- Presence of drug paraphernalia
- Changes in behavior
- Use of street slang related to heroin
- Missing valuables or money
- “Track marks”on the body
- Legal troubles
- Lying and secretiveness
- Chipping (intermittent heroin use)
There are numerous ways that people who abuse heroin will change their behavior. Mood changes include erratic and/or aggressive behavior, depression, and withdrawal from friends and social events. New friends may emerge—ones who may show the physical signs of heroin abuse (including track marks) as well as a tendency to use street slang associated with heroin use.
There are numerous nicknames for heroin, including junk, smack, dope, H, black tar, and white. The use of heroin is sometimes referred to as skin-popping (injecting), chasing the dragon (trying to get a heroin high), and speed-balling (using a combination of heroin and cocaine). Heroin users tend to interact with other heroin users or illicit drug users.
The cost of heroin abuse tends to rise as the ability to pay for this drug tends to decrease (as, for example, the heroin user is unable to work). As a result, individuals who are addicted to heroin may turn to stealing from others, drug dealing, or other activities that expose them to legal troubles. Individuals who are around those who abuse heroin may notice items of value go missing. The person abusing heroin may apologize or deny the theft or other illegal activities as a way of protecting the heroin use. Although theft is a legal matter, family member and friends who are victims of heroin-involved theft often will not contact authorities. During an intervention, a family member or friend could use the theft as an example of why rehab is necessary.
Heroin and Its Paraphernalia
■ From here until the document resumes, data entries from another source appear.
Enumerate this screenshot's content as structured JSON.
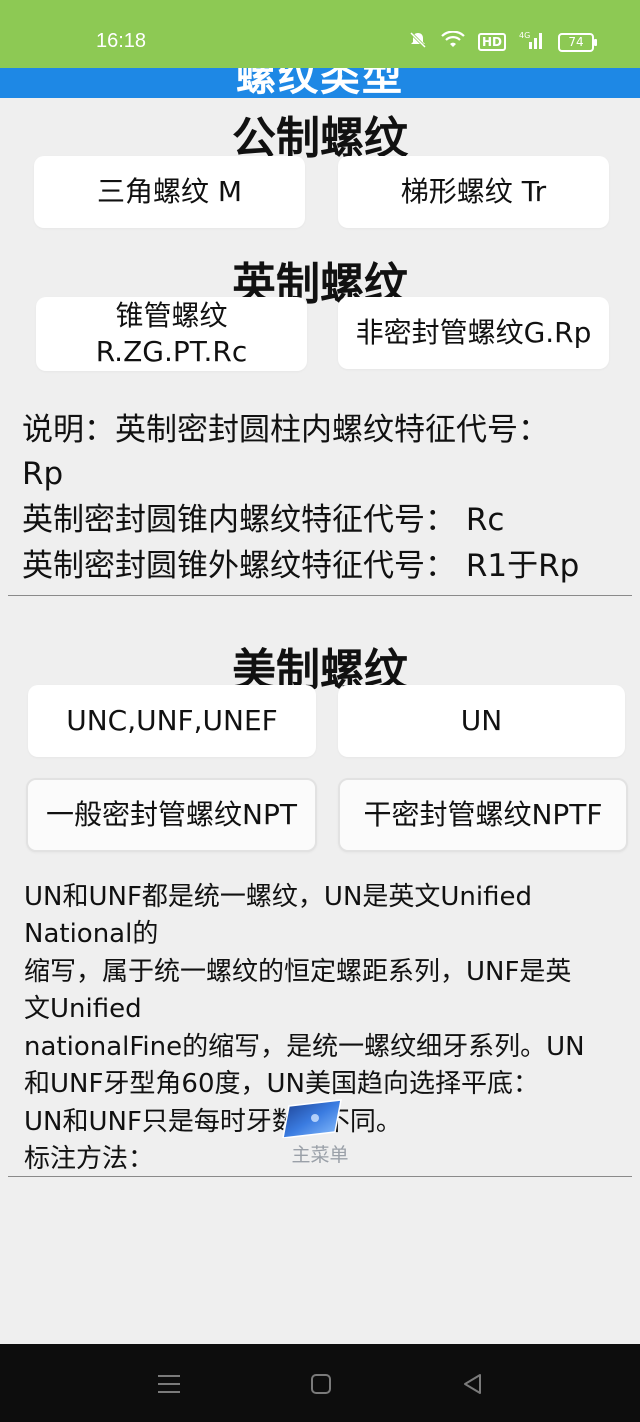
{
  "status_bar": {
    "time": "16:18",
    "battery": "74",
    "icons": [
      "mute-icon",
      "wifi-icon",
      "hd-icon",
      "4g-signal-icon",
      "battery-icon"
    ],
    "hd_label": "HD",
    "network_label": "4G",
    "color": "#8dc954"
  },
  "app": {
    "title": "螺纹类型",
    "accent": "#1e88e5"
  },
  "metric": {
    "heading": "公制螺纹",
    "buttons": [
      "三角螺纹 M",
      "梯形螺纹 Tr"
    ]
  },
  "imperial": {
    "heading": "英制螺纹",
    "buttons": [
      "锥管螺纹R.ZG.PT.Rc",
      "非密封管螺纹G.Rp"
    ],
    "button_lines": [
      "锥管螺纹",
      "R.ZG.PT.Rc"
    ],
    "note_lines": [
      "说明：英制密封圆柱内螺纹特征代号：",
      "Rp",
      "英制密封圆锥内螺纹特征代号：  Rc",
      "英制密封圆锥外螺纹特征代号：  R1于Rp"
    ]
  },
  "american": {
    "heading": "美制螺纹",
    "buttons": [
      "UNC,UNF,UNEF",
      "UN",
      "一般密封管螺纹NPT",
      "干密封管螺纹NPTF"
    ],
    "note_lines": [
      "UN和UNF都是统一螺纹，UN是英文Unified",
      "National的",
      "缩写，属于统一螺纹的恒定螺距系列，UNF是英",
      "文Unified",
      "nationalFine的缩写，是统一螺纹细牙系列。UN",
      "和UNF牙型角60度，UN美国趋向选择平底：",
      "UN和UNF只是每时牙数的不同。",
      "标注方法："
    ]
  },
  "bottom": {
    "menu_label": "主菜单",
    "menu_icon": "phone-icon"
  },
  "nav_bar": {
    "icons": [
      "menu-icon",
      "home-icon",
      "back-icon"
    ]
  }
}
At the outset, it is important to know what heroin looks like. Heroin, in pure form, is a fine white powder. When heroin gets to the level of street sales, it is usually black, rose gray, or brown (due to chemicals that have been added).There are different ways to use heroin, including by injection, smoking, or sniffing. The type of paraphernalia associated with heroin depends on the way it is used. Paraphernalia can include the containers used to carry the heroin as well as the implements involved in its use. Examples of heroin paraphernalia include baggies, balloons, glass or metal pipes, aluminum foil, and/or syringes.
The Path to Recovery
In some cases, legal troubles can lead to rehab as an alternative to a prison sentence or as a condition of probation post-incarceration. Regardless of the path to rehab, there is an exceptional need for recovery services when heroin abuse is concerned.
The physical and behavioral signs of heroin addiction can motivate concerned individuals to stage an intervention or find another effective way to lead the addicted person to a rehab program.